Work instruction: Go through the data below and count every line that has the word "this". Return only the count.
*** Given data
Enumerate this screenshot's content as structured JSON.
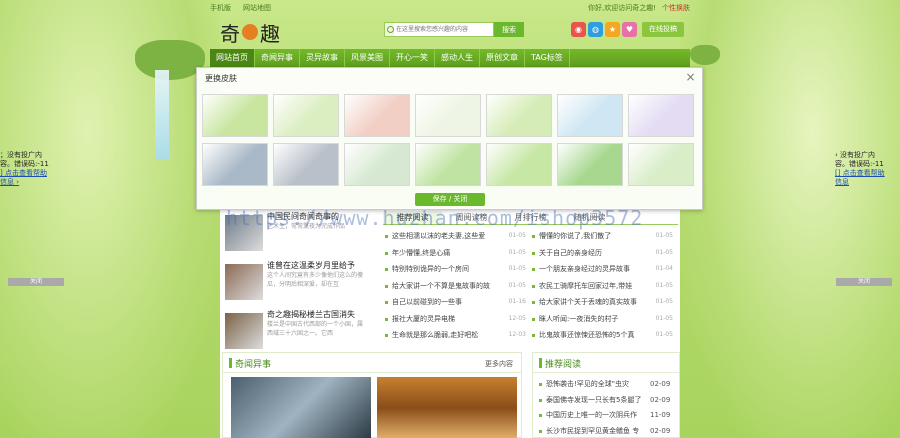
{
  "topbar": {
    "mobile": "手机版",
    "sitemap": "网站地图",
    "greeting": "你好,欢迎访问奇之趣!",
    "personal": "个性换肤"
  },
  "logo": {
    "text_a": "奇",
    "text_b": "趣"
  },
  "search": {
    "placeholder": "在这里搜索您感兴趣的内容",
    "button": "搜索"
  },
  "submit": "在线投稿",
  "social": [
    {
      "icon": "weibo-icon",
      "color": "#e8554e",
      "glyph": "◉"
    },
    {
      "icon": "qq-icon",
      "color": "#2f9ee0",
      "glyph": "◍"
    },
    {
      "icon": "star-icon",
      "color": "#f5a623",
      "glyph": "★"
    },
    {
      "icon": "heart-icon",
      "color": "#e96fa7",
      "glyph": "♥"
    }
  ],
  "nav": [
    "网站首页",
    "奇闻异事",
    "灵异故事",
    "风景美图",
    "开心一笑",
    "感动人生",
    "原创文章",
    "TAG标签"
  ],
  "modal": {
    "title": "更换皮肤",
    "save": "保存 / 关闭"
  },
  "skins": [
    "#c8e6a0",
    "#dbeec2",
    "#f2cfc5",
    "#eef5e4",
    "#d6ecb6",
    "#cfe6f3",
    "#e4dcf3",
    "#a9b9c7",
    "#b8c1c9",
    "#d7e8d2",
    "#bfe3a2",
    "#c7e7a5",
    "#a8d890",
    "#d8edc8"
  ],
  "featured": [
    {
      "title": "中国民间奇闻奇事的",
      "desc": "艺术生，常常熏夜为完成作品"
    },
    {
      "title": "谁曾在这温柔岁月里给予",
      "desc": "这个人间究竟有多少像他们这么的傻瓜，分明后相深爱，却在互"
    },
    {
      "title": "奇之趣揭秘楼兰古国消失",
      "desc": "楼兰是中国古代西部的一个小国，属西域三十六国之一。它西"
    }
  ],
  "tabs": [
    "推荐阅读",
    "周阅读榜",
    "月排行榜",
    "随机阅读"
  ],
  "list_left": [
    {
      "text": "这些相濡以沫的老夫妻,这些爱",
      "date": "01-05"
    },
    {
      "text": "年少懵懂,终是心痛",
      "date": "01-05"
    },
    {
      "text": "特别特别诡异的一个房间",
      "date": "01-05"
    },
    {
      "text": "给大家讲一个不算是鬼故事的故",
      "date": "01-05"
    },
    {
      "text": "自己以前碰到的一些事",
      "date": "01-16"
    },
    {
      "text": "报社大厦的灵异电梯",
      "date": "12-05"
    },
    {
      "text": "生命就是那么脆弱,走好吧松",
      "date": "12-03"
    }
  ],
  "list_right": [
    {
      "text": "懵懂的你说了,我们散了",
      "date": "01-05"
    },
    {
      "text": "关于自己的亲身经历",
      "date": "01-05"
    },
    {
      "text": "一个朋友亲身经过的灵异故事",
      "date": "01-04"
    },
    {
      "text": "农民工骑摩托车回家过年,带娃",
      "date": "01-05"
    },
    {
      "text": "给大家讲个关于丢魂的真实故事",
      "date": "01-05"
    },
    {
      "text": "眯人听闻:一夜消失的村子",
      "date": "01-05"
    },
    {
      "text": "比鬼故事还惊悚还恐怖的5个真",
      "date": "01-05"
    }
  ],
  "panel_left": {
    "title": "奇闻异事",
    "more": "更多内容"
  },
  "panel_right": {
    "title": "推荐阅读",
    "items": [
      {
        "text": "恐怖袭击!罕见的全球\"虫灾",
        "date": "02-09"
      },
      {
        "text": "泰国佛寺发现一只长有5条腿了",
        "date": "02-09"
      },
      {
        "text": "中国历史上唯一的一次阴兵作",
        "date": "11-09"
      },
      {
        "text": "长沙市民捉到罕见黄金鳝鱼 专",
        "date": "02-09"
      }
    ]
  },
  "ads": {
    "left": {
      "line1": "；没有投广内",
      "line2": "容。错误码:-11",
      "link": "] 点击查看帮助",
      "link2": "信息 ›",
      "close": "关闭"
    },
    "right": {
      "line1": "‹ 没有投广内",
      "line2": "容。错误码:-11",
      "link": "[] 点击查看帮助",
      "link2": "信息",
      "close": "关闭"
    }
  },
  "watermark": "https://www.huzhan.com/ishop3572"
}
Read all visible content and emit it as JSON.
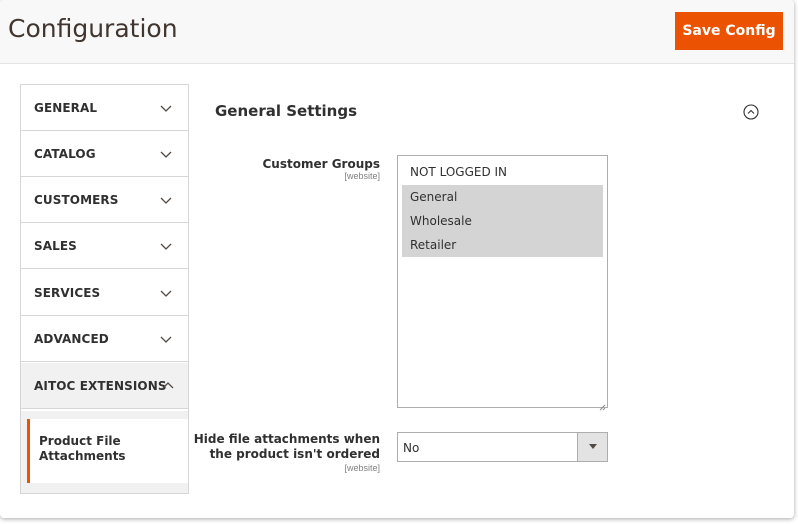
{
  "header": {
    "title": "Configuration",
    "save_label": "Save Config"
  },
  "sidebar": {
    "items": [
      {
        "label": "GENERAL",
        "icon": "chevron-down-icon"
      },
      {
        "label": "CATALOG",
        "icon": "chevron-down-icon"
      },
      {
        "label": "CUSTOMERS",
        "icon": "chevron-down-icon"
      },
      {
        "label": "SALES",
        "icon": "chevron-down-icon"
      },
      {
        "label": "SERVICES",
        "icon": "chevron-down-icon"
      },
      {
        "label": "ADVANCED",
        "icon": "chevron-down-icon"
      },
      {
        "label": "AITOC EXTENSIONS",
        "icon": "chevron-up-icon"
      }
    ],
    "sub_items": [
      {
        "label": "Product File Attachments",
        "active": true
      }
    ]
  },
  "main": {
    "section_title": "General Settings",
    "collapse_icon": "collapse-up-circle-icon",
    "customer_groups": {
      "label": "Customer Groups",
      "scope": "[website]",
      "options": [
        {
          "label": "NOT LOGGED IN",
          "selected": false
        },
        {
          "label": "General",
          "selected": true
        },
        {
          "label": "Wholesale",
          "selected": true
        },
        {
          "label": "Retailer",
          "selected": true
        }
      ]
    },
    "hide_attachments": {
      "label_line1": "Hide file attachments when",
      "label_line2": "the product isn't ordered",
      "scope": "[website]",
      "value": "No"
    }
  },
  "colors": {
    "accent": "#eb5202",
    "selected_option_bg": "#d4d4d4"
  }
}
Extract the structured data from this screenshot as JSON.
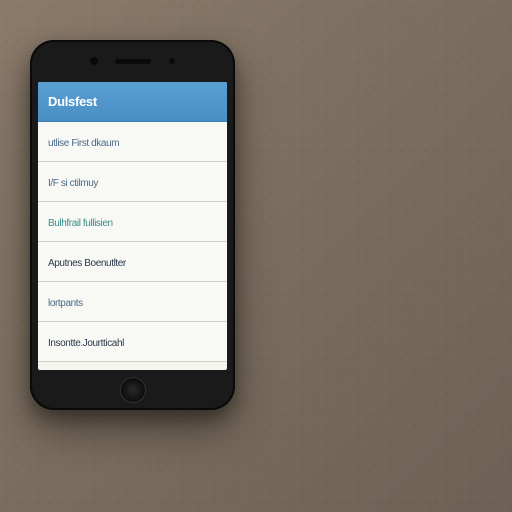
{
  "app": {
    "title": "Dulsfest"
  },
  "list": {
    "items": [
      {
        "label": "utlise First dkaum",
        "tone": "blue"
      },
      {
        "label": "I/F si ctilmuy",
        "tone": "blue"
      },
      {
        "label": "Bulhfrail fullisien",
        "tone": "teal"
      },
      {
        "label": "Aputnes Boenutlter",
        "tone": "dark"
      },
      {
        "label": "lortpants",
        "tone": "blue"
      },
      {
        "label": "Insontte.Jourtticahl",
        "tone": "dark"
      }
    ]
  }
}
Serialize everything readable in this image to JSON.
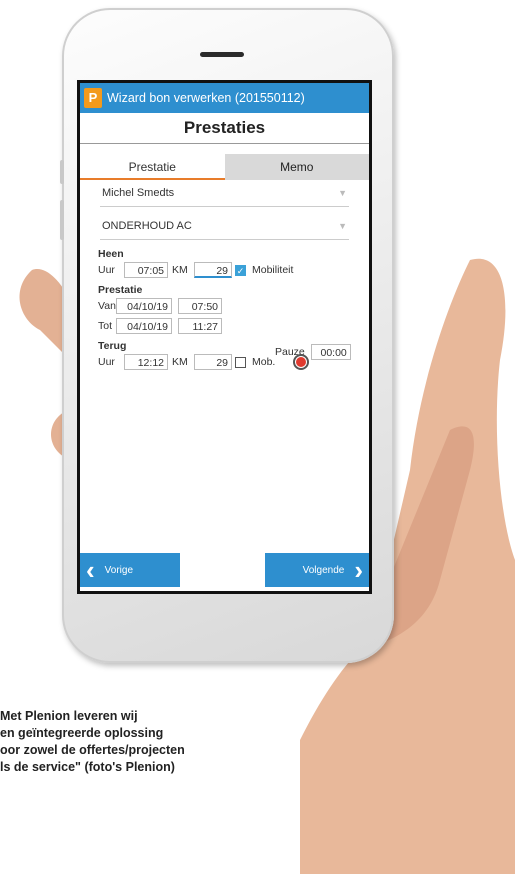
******
Result: 3